(DATA FOR PROCESSING begins)

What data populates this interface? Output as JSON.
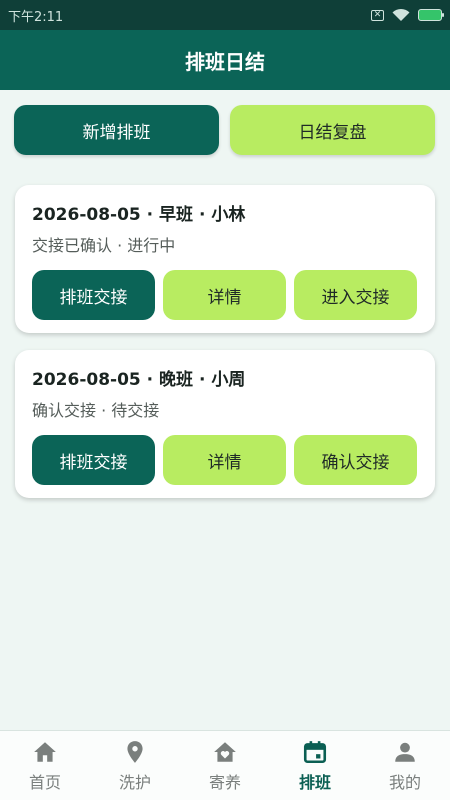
{
  "status_bar": {
    "time": "下午2:11",
    "sim_icon": "close-box-icon",
    "wifi_icon": "wifi-icon",
    "battery_icon": "battery-charging-icon"
  },
  "app_bar": {
    "title": "排班日结"
  },
  "top_actions": {
    "add_shift": "新增排班",
    "daily_review": "日结复盘"
  },
  "cards": [
    {
      "title": "2026-08-05 · 早班 · 小林",
      "subtitle": "交接已确认 · 进行中",
      "btn_handover": "排班交接",
      "btn_detail": "详情",
      "btn_action": "进入交接"
    },
    {
      "title": "2026-08-05 · 晚班 · 小周",
      "subtitle": "确认交接 · 待交接",
      "btn_handover": "排班交接",
      "btn_detail": "详情",
      "btn_action": "确认交接"
    }
  ],
  "bottom_nav": [
    {
      "label": "首页",
      "icon": "home-icon"
    },
    {
      "label": "洗护",
      "icon": "location-pin-icon"
    },
    {
      "label": "寄养",
      "icon": "house-heart-icon"
    },
    {
      "label": "排班",
      "icon": "calendar-icon",
      "active": true
    },
    {
      "label": "我的",
      "icon": "person-icon"
    }
  ],
  "colors": {
    "primary": "#0b6457",
    "lime": "#b8ec61",
    "background": "#eef6f3"
  }
}
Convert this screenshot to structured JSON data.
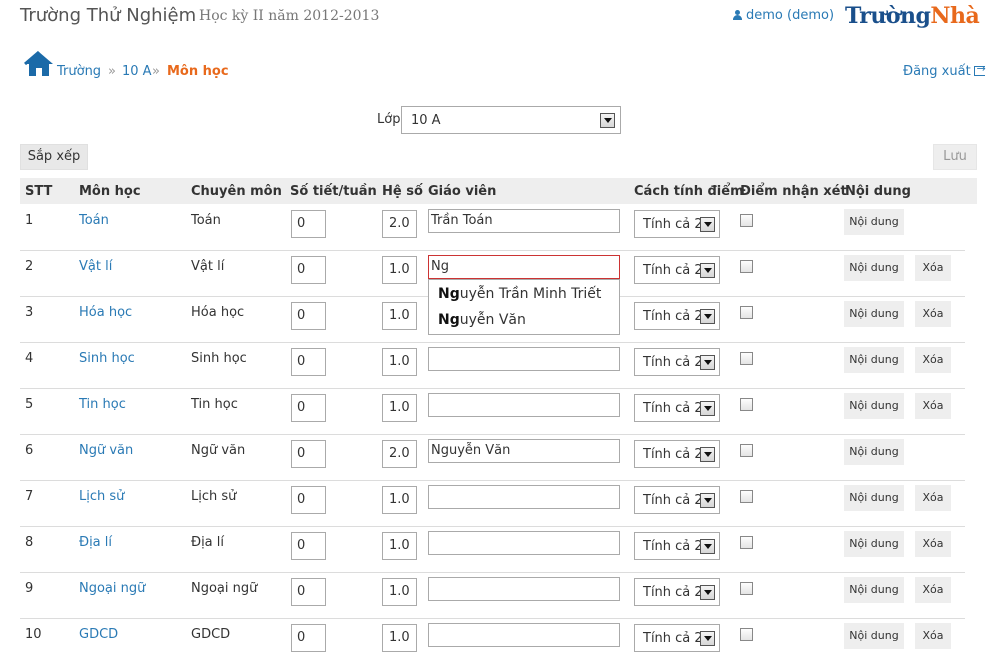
{
  "header": {
    "school_name": "Trường Thử Nghiệm",
    "term": "Học kỳ II năm 2012-2013",
    "user": "demo (demo)",
    "brand_part1": "Trường",
    "brand_part2": "Nhà",
    "user_icon": "user-icon"
  },
  "breadcrumb": {
    "home": "Trường",
    "separator": "»",
    "class": "10 A",
    "current": "Môn học",
    "home_icon": "house-icon"
  },
  "logout": {
    "label": "Đăng xuất",
    "icon": "sign-out-icon"
  },
  "class_filter": {
    "label": "Lớp",
    "value": "10 A"
  },
  "toolbar": {
    "sort_label": "Sắp xếp",
    "save_label": "Lưu"
  },
  "table": {
    "headers": [
      "STT",
      "Môn học",
      "Chuyên môn",
      "Số tiết/tuần",
      "Hệ số",
      "Giáo viên",
      "Cách tính điểm",
      "Điểm nhận xét",
      "Nội dung"
    ],
    "content_button_label": "Nội dung",
    "delete_button_label": "Xóa",
    "rows": [
      {
        "stt": "1",
        "subject": "Toán",
        "specialty": "Toán",
        "periods": "0",
        "coef": "2.0",
        "teacher": "Trần Toán",
        "method": "Tính cả 2",
        "comment_only": false,
        "deletable": false
      },
      {
        "stt": "2",
        "subject": "Vật lí",
        "specialty": "Vật lí",
        "periods": "0",
        "coef": "1.0",
        "teacher": "Ng",
        "method": "Tính cả 2",
        "comment_only": false,
        "deletable": true
      },
      {
        "stt": "3",
        "subject": "Hóa học",
        "specialty": "Hóa học",
        "periods": "0",
        "coef": "1.0",
        "teacher": "",
        "method": "Tính cả 2",
        "comment_only": false,
        "deletable": true
      },
      {
        "stt": "4",
        "subject": "Sinh học",
        "specialty": "Sinh học",
        "periods": "0",
        "coef": "1.0",
        "teacher": "",
        "method": "Tính cả 2",
        "comment_only": false,
        "deletable": true
      },
      {
        "stt": "5",
        "subject": "Tin học",
        "specialty": "Tin học",
        "periods": "0",
        "coef": "1.0",
        "teacher": "",
        "method": "Tính cả 2",
        "comment_only": false,
        "deletable": true
      },
      {
        "stt": "6",
        "subject": "Ngữ văn",
        "specialty": "Ngữ văn",
        "periods": "0",
        "coef": "2.0",
        "teacher": "Nguyễn Văn",
        "method": "Tính cả 2",
        "comment_only": false,
        "deletable": false
      },
      {
        "stt": "7",
        "subject": "Lịch sử",
        "specialty": "Lịch sử",
        "periods": "0",
        "coef": "1.0",
        "teacher": "",
        "method": "Tính cả 2",
        "comment_only": false,
        "deletable": true
      },
      {
        "stt": "8",
        "subject": "Địa lí",
        "specialty": "Địa lí",
        "periods": "0",
        "coef": "1.0",
        "teacher": "",
        "method": "Tính cả 2",
        "comment_only": false,
        "deletable": true
      },
      {
        "stt": "9",
        "subject": "Ngoại ngữ",
        "specialty": "Ngoại ngữ",
        "periods": "0",
        "coef": "1.0",
        "teacher": "",
        "method": "Tính cả 2",
        "comment_only": false,
        "deletable": true
      },
      {
        "stt": "10",
        "subject": "GDCD",
        "specialty": "GDCD",
        "periods": "0",
        "coef": "1.0",
        "teacher": "",
        "method": "Tính cả 2",
        "comment_only": false,
        "deletable": true
      }
    ]
  },
  "autocomplete": {
    "query": "Ng",
    "suggestions": [
      {
        "match": "Ng",
        "rest": "uyễn Trần Minh Triết"
      },
      {
        "match": "Ng",
        "rest": "uyễn Văn"
      }
    ]
  },
  "colors": {
    "link": "#2a7ab5",
    "accent": "#e8691c",
    "brand_blue": "#1a4f8b",
    "header_bg": "#eeeeee"
  }
}
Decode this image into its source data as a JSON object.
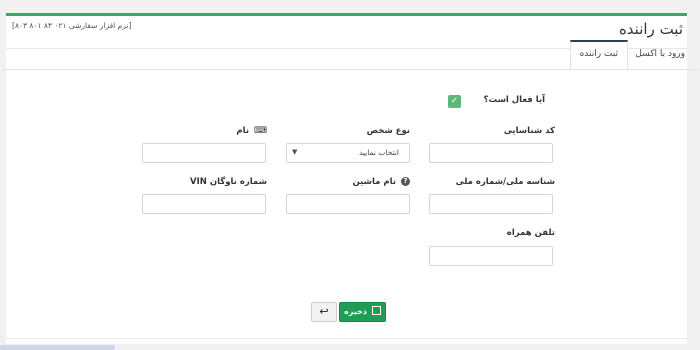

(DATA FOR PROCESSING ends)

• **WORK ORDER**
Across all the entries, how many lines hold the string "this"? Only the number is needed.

• **REPLY TO THE TASK**
3